Organochlorine Compounds

Organochlorine Compounds (OC) belong to the Persistent Organic Compounds (POC) for their presence in the entire planet, their biostability and their slow biodegradation, their accumulation in adipose tissue and their long average life. As per their name, the OC are chemical organic compounds which have substituted some or the totality of their hydrogen atoms for chlorine.

The production and the intensive use of these compounds began in the 30s in industrial processes, like the production of insulators, and agriculturists (like pesticides). Many of these compounds are now prohibited, but they are still present due to their slow biodegradation and their use in the developing countries. The benefits of these compounds, such as synthetic pesticides, are undeniable but the preoccupation by their possible adverse effects on the human health in a long term basis has lately increased. These compounds have an average life of 10 years or more, and, thanks to their chemical properties, they have a great capacity to arrive to remote zones; they can be transported through the atmosphere and to be accumulated in the organic matter of the ground and in the live organisms.

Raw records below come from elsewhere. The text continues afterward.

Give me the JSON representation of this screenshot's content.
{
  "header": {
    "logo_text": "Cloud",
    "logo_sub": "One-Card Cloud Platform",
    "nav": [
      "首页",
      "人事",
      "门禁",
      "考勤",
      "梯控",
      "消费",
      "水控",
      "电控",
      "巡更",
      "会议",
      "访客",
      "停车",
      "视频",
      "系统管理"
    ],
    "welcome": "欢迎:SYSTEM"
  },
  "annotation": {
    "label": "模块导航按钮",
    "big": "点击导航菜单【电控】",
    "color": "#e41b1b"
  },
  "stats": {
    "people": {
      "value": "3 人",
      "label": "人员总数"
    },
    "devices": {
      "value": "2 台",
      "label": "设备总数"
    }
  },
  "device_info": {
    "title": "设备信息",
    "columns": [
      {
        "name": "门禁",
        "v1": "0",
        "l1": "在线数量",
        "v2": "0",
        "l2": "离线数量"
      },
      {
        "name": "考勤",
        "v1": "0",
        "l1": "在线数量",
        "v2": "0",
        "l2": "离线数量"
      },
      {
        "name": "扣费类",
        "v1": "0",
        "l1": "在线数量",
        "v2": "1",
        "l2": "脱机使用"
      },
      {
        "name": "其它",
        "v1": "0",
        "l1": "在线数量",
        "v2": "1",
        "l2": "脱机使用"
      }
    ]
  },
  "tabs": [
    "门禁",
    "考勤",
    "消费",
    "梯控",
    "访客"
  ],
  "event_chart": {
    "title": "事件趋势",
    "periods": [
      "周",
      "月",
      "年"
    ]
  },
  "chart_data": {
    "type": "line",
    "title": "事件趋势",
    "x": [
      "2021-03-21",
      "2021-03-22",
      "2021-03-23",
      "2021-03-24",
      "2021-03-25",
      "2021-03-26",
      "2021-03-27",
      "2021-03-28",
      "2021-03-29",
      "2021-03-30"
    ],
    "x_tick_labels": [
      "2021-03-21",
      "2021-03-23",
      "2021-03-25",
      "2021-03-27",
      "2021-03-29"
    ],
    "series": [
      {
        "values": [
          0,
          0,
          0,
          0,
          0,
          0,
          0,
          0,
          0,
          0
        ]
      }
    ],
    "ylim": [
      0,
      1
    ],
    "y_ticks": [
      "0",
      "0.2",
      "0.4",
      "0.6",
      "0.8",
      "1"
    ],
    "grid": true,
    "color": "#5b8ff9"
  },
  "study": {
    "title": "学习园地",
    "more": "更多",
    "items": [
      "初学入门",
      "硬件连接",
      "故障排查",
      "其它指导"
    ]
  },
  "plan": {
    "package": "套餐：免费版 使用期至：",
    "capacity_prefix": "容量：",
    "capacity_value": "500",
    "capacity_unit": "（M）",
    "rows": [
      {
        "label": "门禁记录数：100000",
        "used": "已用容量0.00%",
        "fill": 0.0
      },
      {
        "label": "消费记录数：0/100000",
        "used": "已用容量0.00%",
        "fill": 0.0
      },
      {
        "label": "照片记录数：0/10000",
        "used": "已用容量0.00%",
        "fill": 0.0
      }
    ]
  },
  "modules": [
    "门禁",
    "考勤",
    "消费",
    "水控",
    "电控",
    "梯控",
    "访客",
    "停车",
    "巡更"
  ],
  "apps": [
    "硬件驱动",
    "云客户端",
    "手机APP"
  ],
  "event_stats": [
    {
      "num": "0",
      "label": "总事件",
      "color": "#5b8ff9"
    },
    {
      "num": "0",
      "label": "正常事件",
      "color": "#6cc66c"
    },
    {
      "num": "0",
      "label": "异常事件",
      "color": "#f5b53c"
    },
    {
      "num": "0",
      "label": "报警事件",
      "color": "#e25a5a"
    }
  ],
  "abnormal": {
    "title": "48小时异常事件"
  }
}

The OC have dispersed and distributed throughout the entire planet. In human beings, the path of exposure is the rich fat diet, and several studies have shown that many of habitual consumption food in Spain (meat, fish, eggs, milk and derivatives) contain p, p'DDE, PCBs, HCB and isomers of HCH. The water air and consumption are also routes of environmental exposure. OC are stored in rich fat organs, like the liver or the brain, and also in serum or maternal milk. These compounds pass the placental barrier, and the breastfed babies incorporate them 20 times more than the adults. In the first three months of life they get to accumulate 6% of everything that will be accumulated during the rest of their lives.

Some studies made in new born babies to evaluate the possible effects of these compounds in populations exposed at the habitual levels of the developed world have proved a slight association between the prenatal exhibition to PCBs and the growth and later the motor and cognitive development. In adults, the exposure to OC has been associated with cancer, cardiovascular disease and endocrine alterations (majorly alterations in the thyroid system).